There are a few factual problems, but nothing earthshaking. One thing that bothered me was that when sportscaster Red Barber (John C. McGinley in the poorest performance in the movie) is discussing the Dodgers' prospects for 1947, he states that the Dodgers "finished two games behind in 1946 and hope to do better." This is highly misleading. In fact, the Dodgers and Cardinals tied for the pennant in 1946 and played a best two out of three game playoff. The Cardinals won the first two games so, technically, Barber was right, but the implication was that the Dodgers barely missed winning the pennant by two games when in fact they actually tied for the pennant. Maybe this was a little too complicated for Helgeland to get in the movie, but he didn’t have to have Red Barber make a statement that he clearly never made. If Barber ever referred to 1946 at the beginning of 1947 he would undoubtedly have said that the Dodgers tied for the pennant and lost in a playoff.

As a last tag and nothing to do with the movie, however, I do want to comment on the Dodgers. While the team basks in the glory of how it gave Robinson the chance to break the color line, in 1950 Branch Rickey was forced out of management by a shrewd lawyer, Walter O’Malley (although Rickey did manage to get over a million dollars for his interest). Six years later the Dodgers ignored the contributions Jackie made not only to baseball but to American society as a whole by trading Jackie to the Dodgers’ hated crosstown rivals, the New York Giants for a journeyman pitcher, Dick Littlefield. The trade, which was shockingly disrespectful of Robinson and what he went through, was engineered by O’Malley over the objections of his General Manager, Buzzie Bavasi. Robinson retired a month later and the trade was voided. Jackie later described O’Malley as “viciously antagonistic.”

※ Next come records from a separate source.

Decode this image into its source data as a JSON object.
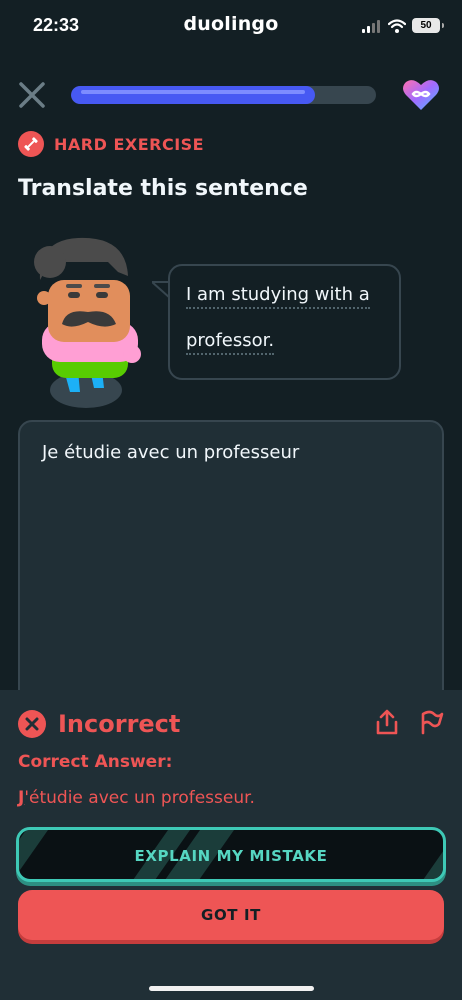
{
  "status_bar": {
    "time": "22:33",
    "app_name": "duolingo",
    "battery": "50"
  },
  "lesson": {
    "progress_percent": 80,
    "hearts_icon": "infinity-heart-icon"
  },
  "exercise": {
    "tag": "HARD EXERCISE",
    "title": "Translate this sentence",
    "prompt_line1": "I am studying with a",
    "prompt_line2": "professor.",
    "user_answer": "Je étudie avec un professeur"
  },
  "feedback": {
    "status": "Incorrect",
    "correct_heading": "Correct Answer:",
    "correct_first": "J",
    "correct_rest": "'étudie avec un professeur.",
    "explain_button": "EXPLAIN MY MISTAKE",
    "got_it_button": "GOT IT"
  },
  "colors": {
    "background": "#131f24",
    "error": "#ee5555",
    "accent_teal": "#56d6c2",
    "progress": "#4759f3"
  }
}
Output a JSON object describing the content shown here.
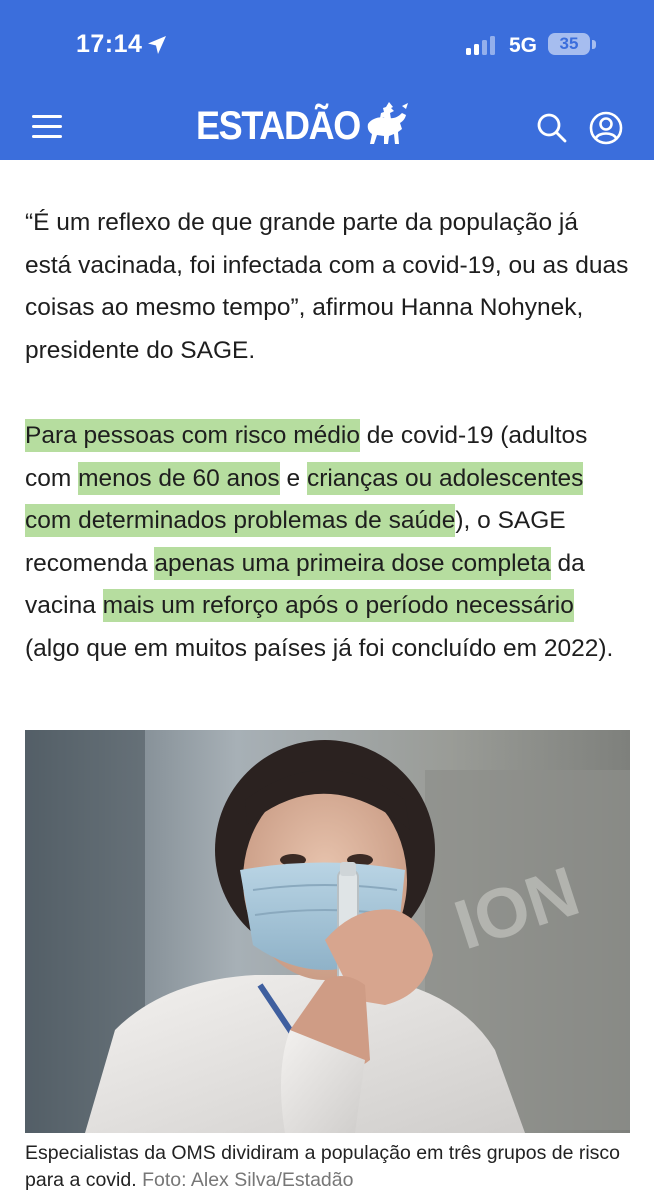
{
  "status_bar": {
    "time": "17:14",
    "network": "5G",
    "battery": "35",
    "icons": [
      "location-arrow-icon",
      "signal-icon",
      "battery-icon"
    ]
  },
  "header": {
    "logo": "ESTADÃO",
    "brand_color": "#3b6edc",
    "icons": [
      "menu-icon",
      "horse-rider-logo-icon",
      "search-icon",
      "account-icon"
    ]
  },
  "article": {
    "paragraph_1": "“É um reflexo de que grande parte da população já está vacinada, foi infectada com a covid-19, ou as duas coisas ao mesmo tempo”, afirmou Hanna Nohynek, presidente do SAGE.",
    "paragraph_2": {
      "s1_hl": "Para pessoas com risco médio",
      "s2": " de covid-19 (adultos com ",
      "s3_hl": "menos de 60 anos",
      "s4": " e ",
      "s5_hl": "crianças ou adolescentes com determinados problemas de saúde",
      "s6": "), o SAGE recomenda ",
      "s7_hl": "apenas uma primeira dose completa",
      "s8": " da vacina ",
      "s9_hl": "mais um reforço após o período necessário",
      "s10": " (algo que em muitos países já foi concluído em 2022)."
    },
    "highlight_color": "#b6dd9f",
    "photo": {
      "caption": "Especialistas da OMS dividiram a população em três grupos de risco para a covid.",
      "credit": "Foto: Alex Silva/Estadão"
    }
  }
}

Jackie Robinson was a gentleman. In 1950 UCLA’s basketball team played in Madison Square Garden against CCNY, who became the only team to win both the NCAA and the NIT tournaments in the same year. Even so, UCLA won. Jerry Norman, who was the starting guard for UCLA, told me that as they were walking off the court after the game, a New York Times photographer asked Jerry and three other players to pose for a picture with a black man who was dressed in a suit and tie. It was Jackie Robinson. Jackie had traveled all the way from Brooklyn to see his old team play and he dressed up for it and he did it without contacting anyone at UCLA to tell them he would be there. For me, that speaks volumes about his character and the high quality person he was.

I could go on and on about this movie and about Jackie Robinson, but that’s for another day. Suffice it to say that this movie should get an Oscar nomination and so should Boseman, Ford, and Helgeland, at least. Bravo to Warner Bros. for making such a fine movie, one that will interest fans and non-fans alike, about an American hero.

April 4, 2013